:: What is expected ::
Keep only the lines of the listing that include the word "Categoria", and copy them.

+++ Supplied information

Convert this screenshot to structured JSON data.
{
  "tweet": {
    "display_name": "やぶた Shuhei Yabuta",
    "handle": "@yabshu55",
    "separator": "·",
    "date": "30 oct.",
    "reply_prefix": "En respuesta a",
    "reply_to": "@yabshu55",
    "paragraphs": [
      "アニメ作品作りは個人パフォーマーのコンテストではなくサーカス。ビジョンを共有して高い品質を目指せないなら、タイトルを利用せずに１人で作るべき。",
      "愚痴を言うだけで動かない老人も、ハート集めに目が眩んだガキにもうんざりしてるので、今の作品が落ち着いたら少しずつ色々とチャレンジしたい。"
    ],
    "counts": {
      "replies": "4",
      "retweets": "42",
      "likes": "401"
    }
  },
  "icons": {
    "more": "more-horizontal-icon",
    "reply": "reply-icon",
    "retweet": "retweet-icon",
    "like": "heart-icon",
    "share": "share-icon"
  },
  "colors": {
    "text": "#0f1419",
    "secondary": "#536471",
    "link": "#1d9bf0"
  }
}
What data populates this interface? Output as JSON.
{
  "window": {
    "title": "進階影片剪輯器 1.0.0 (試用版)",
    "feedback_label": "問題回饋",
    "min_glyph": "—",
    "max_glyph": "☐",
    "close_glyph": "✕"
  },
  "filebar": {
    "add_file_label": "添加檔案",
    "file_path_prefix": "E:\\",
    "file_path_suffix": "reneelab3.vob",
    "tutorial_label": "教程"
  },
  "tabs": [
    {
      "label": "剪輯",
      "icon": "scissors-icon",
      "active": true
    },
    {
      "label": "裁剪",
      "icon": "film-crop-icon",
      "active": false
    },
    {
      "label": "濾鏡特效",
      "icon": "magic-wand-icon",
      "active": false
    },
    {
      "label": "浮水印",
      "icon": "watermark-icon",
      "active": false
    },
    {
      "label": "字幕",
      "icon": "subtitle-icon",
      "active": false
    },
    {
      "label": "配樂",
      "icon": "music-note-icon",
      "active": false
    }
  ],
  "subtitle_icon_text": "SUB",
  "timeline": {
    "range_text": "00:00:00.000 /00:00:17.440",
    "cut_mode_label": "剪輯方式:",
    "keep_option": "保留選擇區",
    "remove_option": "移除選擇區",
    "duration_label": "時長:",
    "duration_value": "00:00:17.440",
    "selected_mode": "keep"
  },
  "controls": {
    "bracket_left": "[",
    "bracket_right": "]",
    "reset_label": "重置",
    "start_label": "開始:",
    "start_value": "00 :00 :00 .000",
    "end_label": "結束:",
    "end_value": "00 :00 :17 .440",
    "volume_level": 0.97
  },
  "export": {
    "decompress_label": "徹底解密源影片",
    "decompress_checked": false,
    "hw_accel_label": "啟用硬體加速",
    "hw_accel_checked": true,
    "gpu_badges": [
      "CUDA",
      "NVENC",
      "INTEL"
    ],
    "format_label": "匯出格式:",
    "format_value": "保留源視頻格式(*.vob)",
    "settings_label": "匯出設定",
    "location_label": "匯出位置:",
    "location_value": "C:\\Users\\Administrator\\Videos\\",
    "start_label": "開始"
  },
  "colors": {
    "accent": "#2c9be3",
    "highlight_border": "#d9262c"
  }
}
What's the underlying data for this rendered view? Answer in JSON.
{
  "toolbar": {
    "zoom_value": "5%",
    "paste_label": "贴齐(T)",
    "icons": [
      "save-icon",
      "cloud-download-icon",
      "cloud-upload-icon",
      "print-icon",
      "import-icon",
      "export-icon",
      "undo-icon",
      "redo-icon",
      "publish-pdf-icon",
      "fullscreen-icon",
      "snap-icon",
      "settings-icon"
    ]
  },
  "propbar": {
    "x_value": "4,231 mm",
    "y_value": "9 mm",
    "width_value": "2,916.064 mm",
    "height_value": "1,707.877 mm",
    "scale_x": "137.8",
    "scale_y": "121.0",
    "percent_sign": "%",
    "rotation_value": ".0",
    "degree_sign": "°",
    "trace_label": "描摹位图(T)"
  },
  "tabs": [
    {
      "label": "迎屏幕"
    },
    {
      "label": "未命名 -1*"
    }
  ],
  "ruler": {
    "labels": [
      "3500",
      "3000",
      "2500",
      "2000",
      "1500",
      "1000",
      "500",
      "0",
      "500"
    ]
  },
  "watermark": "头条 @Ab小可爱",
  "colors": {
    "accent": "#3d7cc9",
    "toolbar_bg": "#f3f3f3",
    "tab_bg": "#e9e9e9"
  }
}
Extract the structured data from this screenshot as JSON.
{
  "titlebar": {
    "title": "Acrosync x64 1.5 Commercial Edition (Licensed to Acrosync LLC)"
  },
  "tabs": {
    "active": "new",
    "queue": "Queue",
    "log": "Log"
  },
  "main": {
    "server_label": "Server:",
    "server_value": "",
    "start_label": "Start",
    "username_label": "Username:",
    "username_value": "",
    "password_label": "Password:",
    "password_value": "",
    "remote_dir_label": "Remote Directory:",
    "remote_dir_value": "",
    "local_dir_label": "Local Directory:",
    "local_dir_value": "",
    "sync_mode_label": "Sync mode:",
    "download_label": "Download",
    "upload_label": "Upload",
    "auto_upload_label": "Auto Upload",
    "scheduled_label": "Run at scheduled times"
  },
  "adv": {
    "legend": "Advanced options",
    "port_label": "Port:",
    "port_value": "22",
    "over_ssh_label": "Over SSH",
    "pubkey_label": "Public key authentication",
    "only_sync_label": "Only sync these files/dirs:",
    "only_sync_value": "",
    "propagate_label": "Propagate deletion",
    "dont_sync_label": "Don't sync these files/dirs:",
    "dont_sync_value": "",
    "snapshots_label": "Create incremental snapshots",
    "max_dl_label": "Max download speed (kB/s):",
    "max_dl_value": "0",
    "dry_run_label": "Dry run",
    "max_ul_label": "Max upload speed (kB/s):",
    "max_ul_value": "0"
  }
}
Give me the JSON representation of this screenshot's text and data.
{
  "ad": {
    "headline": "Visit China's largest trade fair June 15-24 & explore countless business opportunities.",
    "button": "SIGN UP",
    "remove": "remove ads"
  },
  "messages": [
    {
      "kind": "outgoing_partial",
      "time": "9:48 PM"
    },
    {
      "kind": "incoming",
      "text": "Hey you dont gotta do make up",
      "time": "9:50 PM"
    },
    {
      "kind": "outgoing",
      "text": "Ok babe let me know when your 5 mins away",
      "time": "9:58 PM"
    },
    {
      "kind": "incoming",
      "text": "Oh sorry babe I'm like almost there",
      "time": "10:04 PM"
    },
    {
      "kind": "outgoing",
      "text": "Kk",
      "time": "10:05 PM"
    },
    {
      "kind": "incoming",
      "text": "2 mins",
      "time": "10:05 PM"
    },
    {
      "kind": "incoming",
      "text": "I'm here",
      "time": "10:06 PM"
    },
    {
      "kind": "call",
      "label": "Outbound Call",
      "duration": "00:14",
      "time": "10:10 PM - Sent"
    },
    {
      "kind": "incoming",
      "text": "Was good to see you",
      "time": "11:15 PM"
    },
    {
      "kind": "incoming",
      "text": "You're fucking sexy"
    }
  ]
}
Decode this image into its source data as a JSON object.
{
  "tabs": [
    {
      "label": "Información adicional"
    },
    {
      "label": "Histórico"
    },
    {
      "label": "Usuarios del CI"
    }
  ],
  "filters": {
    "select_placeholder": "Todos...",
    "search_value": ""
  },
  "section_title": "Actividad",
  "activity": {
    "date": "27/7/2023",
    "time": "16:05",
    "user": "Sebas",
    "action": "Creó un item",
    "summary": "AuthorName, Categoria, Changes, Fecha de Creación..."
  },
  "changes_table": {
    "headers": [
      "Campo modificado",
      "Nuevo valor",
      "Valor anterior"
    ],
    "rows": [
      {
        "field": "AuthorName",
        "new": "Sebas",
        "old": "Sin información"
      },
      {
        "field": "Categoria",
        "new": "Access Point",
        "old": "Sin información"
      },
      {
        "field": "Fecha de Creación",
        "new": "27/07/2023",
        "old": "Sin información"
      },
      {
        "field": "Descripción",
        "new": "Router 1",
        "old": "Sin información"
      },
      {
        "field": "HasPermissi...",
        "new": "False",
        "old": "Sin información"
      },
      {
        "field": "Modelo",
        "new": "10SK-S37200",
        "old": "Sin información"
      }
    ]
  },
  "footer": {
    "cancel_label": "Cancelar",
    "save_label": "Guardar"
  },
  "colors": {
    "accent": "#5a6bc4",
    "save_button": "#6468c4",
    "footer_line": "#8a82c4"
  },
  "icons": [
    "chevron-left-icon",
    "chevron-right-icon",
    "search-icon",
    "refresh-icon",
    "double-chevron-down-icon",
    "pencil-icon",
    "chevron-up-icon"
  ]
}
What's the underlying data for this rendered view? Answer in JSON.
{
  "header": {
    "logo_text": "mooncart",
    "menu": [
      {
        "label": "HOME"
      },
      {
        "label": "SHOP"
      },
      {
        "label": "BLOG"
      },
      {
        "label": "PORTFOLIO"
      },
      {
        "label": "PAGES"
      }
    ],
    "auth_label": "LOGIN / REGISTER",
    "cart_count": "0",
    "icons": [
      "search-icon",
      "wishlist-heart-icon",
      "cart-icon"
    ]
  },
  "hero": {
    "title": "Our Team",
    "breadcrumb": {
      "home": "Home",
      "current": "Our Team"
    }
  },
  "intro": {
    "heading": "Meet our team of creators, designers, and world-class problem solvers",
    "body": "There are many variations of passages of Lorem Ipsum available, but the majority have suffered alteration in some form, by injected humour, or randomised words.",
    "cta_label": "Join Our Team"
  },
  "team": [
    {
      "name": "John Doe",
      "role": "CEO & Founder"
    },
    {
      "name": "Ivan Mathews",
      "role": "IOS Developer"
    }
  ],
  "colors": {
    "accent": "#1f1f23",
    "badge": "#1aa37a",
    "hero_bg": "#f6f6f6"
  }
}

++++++

:: Written response ::
    "summary": "AuthorName, Categoria, Changes, Fecha de Creación..."
        "field": "Categoria",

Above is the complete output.